## Task description
Your answer should be the records, restated word for word.

## Data
+ + + +

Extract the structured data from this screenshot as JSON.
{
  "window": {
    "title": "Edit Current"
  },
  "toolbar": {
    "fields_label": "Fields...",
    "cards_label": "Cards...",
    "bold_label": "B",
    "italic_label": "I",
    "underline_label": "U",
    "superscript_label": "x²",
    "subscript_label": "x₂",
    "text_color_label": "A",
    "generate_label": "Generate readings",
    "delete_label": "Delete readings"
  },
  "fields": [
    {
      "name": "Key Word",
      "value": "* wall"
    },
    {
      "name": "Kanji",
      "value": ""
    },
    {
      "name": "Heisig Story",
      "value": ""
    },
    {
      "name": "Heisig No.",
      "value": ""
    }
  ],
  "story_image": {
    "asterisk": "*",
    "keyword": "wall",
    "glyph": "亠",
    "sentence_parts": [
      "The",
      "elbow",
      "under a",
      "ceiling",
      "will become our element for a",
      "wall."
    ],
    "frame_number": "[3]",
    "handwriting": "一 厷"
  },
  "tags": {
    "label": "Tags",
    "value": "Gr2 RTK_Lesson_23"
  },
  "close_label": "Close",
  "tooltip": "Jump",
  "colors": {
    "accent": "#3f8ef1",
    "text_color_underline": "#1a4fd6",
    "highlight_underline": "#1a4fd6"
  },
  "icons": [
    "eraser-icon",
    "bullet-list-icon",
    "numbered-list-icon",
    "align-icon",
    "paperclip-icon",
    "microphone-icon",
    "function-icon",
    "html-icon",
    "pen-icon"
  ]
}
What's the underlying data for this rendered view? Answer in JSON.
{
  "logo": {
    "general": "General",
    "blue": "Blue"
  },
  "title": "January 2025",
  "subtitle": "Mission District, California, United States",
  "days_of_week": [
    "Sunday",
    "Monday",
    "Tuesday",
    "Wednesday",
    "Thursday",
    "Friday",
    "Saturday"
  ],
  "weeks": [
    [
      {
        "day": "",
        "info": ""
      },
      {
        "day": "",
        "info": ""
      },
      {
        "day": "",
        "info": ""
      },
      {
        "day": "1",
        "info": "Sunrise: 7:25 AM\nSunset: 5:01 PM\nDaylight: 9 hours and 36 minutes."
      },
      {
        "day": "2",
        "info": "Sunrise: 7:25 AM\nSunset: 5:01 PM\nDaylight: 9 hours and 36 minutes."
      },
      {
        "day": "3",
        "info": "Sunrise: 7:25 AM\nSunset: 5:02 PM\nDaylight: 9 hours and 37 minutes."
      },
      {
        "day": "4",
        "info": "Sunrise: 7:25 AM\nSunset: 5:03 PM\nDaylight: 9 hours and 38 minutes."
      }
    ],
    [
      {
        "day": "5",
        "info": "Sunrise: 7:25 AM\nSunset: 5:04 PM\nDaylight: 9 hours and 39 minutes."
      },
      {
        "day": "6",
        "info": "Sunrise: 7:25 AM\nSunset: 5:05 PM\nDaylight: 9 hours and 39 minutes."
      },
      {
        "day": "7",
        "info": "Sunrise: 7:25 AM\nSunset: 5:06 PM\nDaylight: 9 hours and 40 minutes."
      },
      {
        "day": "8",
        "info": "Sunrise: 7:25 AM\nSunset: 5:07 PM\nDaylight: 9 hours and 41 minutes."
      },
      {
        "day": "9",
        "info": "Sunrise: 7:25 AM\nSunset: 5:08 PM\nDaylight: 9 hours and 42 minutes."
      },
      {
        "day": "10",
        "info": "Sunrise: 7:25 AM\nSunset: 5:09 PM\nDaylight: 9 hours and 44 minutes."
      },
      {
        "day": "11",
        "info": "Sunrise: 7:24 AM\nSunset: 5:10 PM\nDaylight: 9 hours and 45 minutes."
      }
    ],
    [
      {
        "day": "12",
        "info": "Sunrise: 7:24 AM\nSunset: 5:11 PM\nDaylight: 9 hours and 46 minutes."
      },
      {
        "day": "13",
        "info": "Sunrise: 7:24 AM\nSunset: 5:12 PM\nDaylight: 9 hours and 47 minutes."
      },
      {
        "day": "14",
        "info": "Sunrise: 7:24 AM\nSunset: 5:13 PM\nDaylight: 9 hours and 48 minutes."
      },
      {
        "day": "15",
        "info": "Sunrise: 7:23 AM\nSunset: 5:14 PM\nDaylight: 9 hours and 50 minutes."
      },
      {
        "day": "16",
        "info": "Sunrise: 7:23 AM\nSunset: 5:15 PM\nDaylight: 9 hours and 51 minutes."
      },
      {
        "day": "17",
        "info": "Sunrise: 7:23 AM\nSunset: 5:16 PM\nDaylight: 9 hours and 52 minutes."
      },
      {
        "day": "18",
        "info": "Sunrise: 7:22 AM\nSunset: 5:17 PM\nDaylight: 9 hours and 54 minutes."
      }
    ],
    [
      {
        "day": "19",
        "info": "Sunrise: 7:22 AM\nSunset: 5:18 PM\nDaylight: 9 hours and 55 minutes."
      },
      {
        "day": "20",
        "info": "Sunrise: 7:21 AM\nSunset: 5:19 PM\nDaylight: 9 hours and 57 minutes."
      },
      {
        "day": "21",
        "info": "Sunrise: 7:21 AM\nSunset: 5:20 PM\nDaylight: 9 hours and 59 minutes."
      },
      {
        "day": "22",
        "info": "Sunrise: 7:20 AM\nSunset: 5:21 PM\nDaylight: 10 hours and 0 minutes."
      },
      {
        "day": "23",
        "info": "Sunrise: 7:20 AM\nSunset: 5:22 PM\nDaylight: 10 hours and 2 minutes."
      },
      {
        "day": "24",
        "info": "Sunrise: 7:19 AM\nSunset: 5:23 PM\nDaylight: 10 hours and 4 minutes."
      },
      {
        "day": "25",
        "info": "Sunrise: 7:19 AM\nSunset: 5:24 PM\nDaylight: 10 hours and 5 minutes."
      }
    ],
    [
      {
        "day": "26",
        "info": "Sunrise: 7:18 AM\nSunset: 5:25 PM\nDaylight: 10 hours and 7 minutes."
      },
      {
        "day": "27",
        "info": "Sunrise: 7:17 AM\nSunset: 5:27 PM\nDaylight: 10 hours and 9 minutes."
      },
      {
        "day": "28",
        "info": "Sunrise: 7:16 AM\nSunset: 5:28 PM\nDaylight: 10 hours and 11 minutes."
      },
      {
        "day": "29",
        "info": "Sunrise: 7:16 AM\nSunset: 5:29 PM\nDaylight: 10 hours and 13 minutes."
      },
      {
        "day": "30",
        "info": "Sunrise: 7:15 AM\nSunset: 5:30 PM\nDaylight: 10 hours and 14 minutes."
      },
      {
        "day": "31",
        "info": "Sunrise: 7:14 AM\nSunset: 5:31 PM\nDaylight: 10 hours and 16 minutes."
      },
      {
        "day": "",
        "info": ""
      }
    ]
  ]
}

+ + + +

## Completed exercise
Extract the structured data from this screenshot as JSON.
{
  "window": {
    "title": "Edit Current"
  },
  "toolbar": {
    "fields_label": "Fields...",
    "cards_label": "Cards...",
    "bold_label": "B",
    "italic_label": "I",
    "underline_label": "U",
    "superscript_label": "x²",
    "subscript_label": "x₂",
    "text_color_label": "A",
    "generate_label": "Generate readings",
    "delete_label": "Delete readings"
  },
  "fields": [
    {
      "name": "Key Word",
      "value": "* wall"
    },
    {
      "name": "Kanji",
      "value": ""
    },
    {
      "name": "Heisig Story",
      "value": ""
    },
    {
      "name": "Heisig No.",
      "value": ""
    }
  ],
  "story_image": {
    "asterisk": "*",
    "keyword": "wall",
    "glyph": "亠",
    "sentence_parts": [
      "The",
      "elbow",
      "under a",
      "ceiling",
      "will become our element for a",
      "wall."
    ],
    "frame_number": "[3]",
    "handwriting": "一 厷"
  },
  "tags": {
    "label": "Tags",
    "value": "Gr2 RTK_Lesson_23"
  },
  "close_label": "Close",
  "tooltip": "Jump",
  "colors": {
    "accent": "#3f8ef1",
    "text_color_underline": "#1a4fd6",
    "highlight_underline": "#1a4fd6"
  },
  "icons": [
    "eraser-icon",
    "bullet-list-icon",
    "numbered-list-icon",
    "align-icon",
    "paperclip-icon",
    "microphone-icon",
    "function-icon",
    "html-icon",
    "pen-icon"
  ]
}
What's the underlying data for this rendered view? Answer in JSON.
{
  "logo": {
    "general": "General",
    "blue": "Blue"
  },
  "title": "January 2025",
  "subtitle": "Mission District, California, United States",
  "days_of_week": [
    "Sunday",
    "Monday",
    "Tuesday",
    "Wednesday",
    "Thursday",
    "Friday",
    "Saturday"
  ],
  "weeks": [
    [
      {
        "day": "",
        "info": ""
      },
      {
        "day": "",
        "info": ""
      },
      {
        "day": "",
        "info": ""
      },
      {
        "day": "1",
        "info": "Sunrise: 7:25 AM\nSunset: 5:01 PM\nDaylight: 9 hours and 36 minutes."
      },
      {
        "day": "2",
        "info": "Sunrise: 7:25 AM\nSunset: 5:01 PM\nDaylight: 9 hours and 36 minutes."
      },
      {
        "day": "3",
        "info": "Sunrise: 7:25 AM\nSunset: 5:02 PM\nDaylight: 9 hours and 37 minutes."
      },
      {
        "day": "4",
        "info": "Sunrise: 7:25 AM\nSunset: 5:03 PM\nDaylight: 9 hours and 38 minutes."
      }
    ],
    [
      {
        "day": "5",
        "info": "Sunrise: 7:25 AM\nSunset: 5:04 PM\nDaylight: 9 hours and 39 minutes."
      },
      {
        "day": "6",
        "info": "Sunrise: 7:25 AM\nSunset: 5:05 PM\nDaylight: 9 hours and 39 minutes."
      },
      {
        "day": "7",
        "info": "Sunrise: 7:25 AM\nSunset: 5:06 PM\nDaylight: 9 hours and 40 minutes."
      },
      {
        "day": "8",
        "info": "Sunrise: 7:25 AM\nSunset: 5:07 PM\nDaylight: 9 hours and 41 minutes."
      },
      {
        "day": "9",
        "info": "Sunrise: 7:25 AM\nSunset: 5:08 PM\nDaylight: 9 hours and 42 minutes."
      },
      {
        "day": "10",
        "info": "Sunrise: 7:25 AM\nSunset: 5:09 PM\nDaylight: 9 hours and 44 minutes."
      },
      {
        "day": "11",
        "info": "Sunrise: 7:24 AM\nSunset: 5:10 PM\nDaylight: 9 hours and 45 minutes."
      }
    ],
    [
      {
        "day": "12",
        "info": "Sunrise: 7:24 AM\nSunset: 5:11 PM\nDaylight: 9 hours and 46 minutes."
      },
      {
        "day": "13",
        "info": "Sunrise: 7:24 AM\nSunset: 5:12 PM\nDaylight: 9 hours and 47 minutes."
      },
      {
        "day": "14",
        "info": "Sunrise: 7:24 AM\nSunset: 5:13 PM\nDaylight: 9 hours and 48 minutes."
      },
      {
        "day": "15",
        "info": "Sunrise: 7:23 AM\nSunset: 5:14 PM\nDaylight: 9 hours and 50 minutes."
      },
      {
        "day": "16",
        "info": "Sunrise: 7:23 AM\nSunset: 5:15 PM\nDaylight: 9 hours and 51 minutes."
      },
      {
        "day": "17",
        "info": "Sunrise: 7:23 AM\nSunset: 5:16 PM\nDaylight: 9 hours and 52 minutes."
      },
      {
        "day": "18",
        "info": "Sunrise: 7:22 AM\nSunset: 5:17 PM\nDaylight: 9 hours and 54 minutes."
      }
    ],
    [
      {
        "day": "19",
        "info": "Sunrise: 7:22 AM\nSunset: 5:18 PM\nDaylight: 9 hours and 55 minutes."
      },
      {
        "day": "20",
        "info": "Sunrise: 7:21 AM\nSunset: 5:19 PM\nDaylight: 9 hours and 57 minutes."
      },
      {
        "day": "21",
        "info": "Sunrise: 7:21 AM\nSunset: 5:20 PM\nDaylight: 9 hours and 59 minutes."
      },
      {
        "day": "22",
        "info": "Sunrise: 7:20 AM\nSunset: 5:21 PM\nDaylight: 10 hours and 0 minutes."
      },
      {
        "day": "23",
        "info": "Sunrise: 7:20 AM\nSunset: 5:22 PM\nDaylight: 10 hours and 2 minutes."
      },
      {
        "day": "24",
        "info": "Sunrise: 7:19 AM\nSunset: 5:23 PM\nDaylight: 10 hours and 4 minutes."
      },
      {
        "day": "25",
        "info": "Sunrise: 7:19 AM\nSunset: 5:24 PM\nDaylight: 10 hours and 5 minutes."
      }
    ],
    [
      {
        "day": "26",
        "info": "Sunrise: 7:18 AM\nSunset: 5:25 PM\nDaylight: 10 hours and 7 minutes."
      },
      {
        "day": "27",
        "info": "Sunrise: 7:17 AM\nSunset: 5:27 PM\nDaylight: 10 hours and 9 minutes."
      },
      {
        "day": "28",
        "info": "Sunrise: 7:16 AM\nSunset: 5:28 PM\nDaylight: 10 hours and 11 minutes."
      },
      {
        "day": "29",
        "info": "Sunrise: 7:16 AM\nSunset: 5:29 PM\nDaylight: 10 hours and 13 minutes."
      },
      {
        "day": "30",
        "info": "Sunrise: 7:15 AM\nSunset: 5:30 PM\nDaylight: 10 hours and 14 minutes."
      },
      {
        "day": "31",
        "info": "Sunrise: 7:14 AM\nSunset: 5:31 PM\nDaylight: 10 hours and 16 minutes."
      },
      {
        "day": "",
        "info": ""
      }
    ]
  ]
}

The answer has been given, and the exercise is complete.